= Beginning of Section =

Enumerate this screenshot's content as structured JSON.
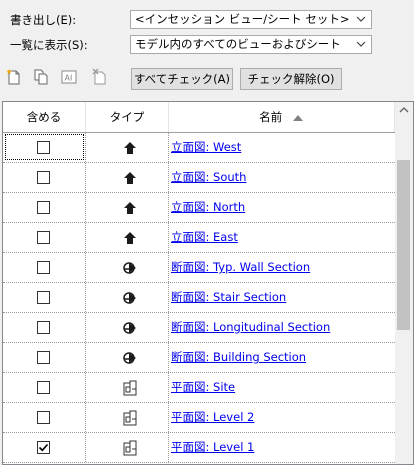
{
  "export": {
    "label": "書き出し(E):",
    "value": "<インセッション ビュー/シート セット>"
  },
  "display": {
    "label": "一覧に表示(S):",
    "value": "モデル内のすべてのビューおよびシート"
  },
  "toolbar": {
    "icons": [
      "new-set-icon",
      "duplicate-icon",
      "rename-icon",
      "delete-icon"
    ],
    "check_all_label": "すべてチェック(A)",
    "uncheck_all_label": "チェック解除(O)"
  },
  "table": {
    "headers": {
      "include": "含める",
      "type": "タイプ",
      "name": "名前"
    },
    "sort": "ascending",
    "rows": [
      {
        "checked": false,
        "type": "elevation",
        "name": "立面図: West"
      },
      {
        "checked": false,
        "type": "elevation",
        "name": "立面図: South"
      },
      {
        "checked": false,
        "type": "elevation",
        "name": "立面図: North"
      },
      {
        "checked": false,
        "type": "elevation",
        "name": "立面図: East"
      },
      {
        "checked": false,
        "type": "section",
        "name": "断面図: Typ. Wall Section"
      },
      {
        "checked": false,
        "type": "section",
        "name": "断面図: Stair Section"
      },
      {
        "checked": false,
        "type": "section",
        "name": "断面図: Longitudinal Section"
      },
      {
        "checked": false,
        "type": "section",
        "name": "断面図: Building Section"
      },
      {
        "checked": false,
        "type": "plan",
        "name": "平面図: Site"
      },
      {
        "checked": false,
        "type": "plan",
        "name": "平面図: Level 2"
      },
      {
        "checked": true,
        "type": "plan",
        "name": "平面図: Level 1"
      }
    ]
  }
}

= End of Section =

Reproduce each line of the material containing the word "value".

    "value": "<インセッション ビュー/シート セット>"
    "value": "モデル内のすべてのビューおよびシート"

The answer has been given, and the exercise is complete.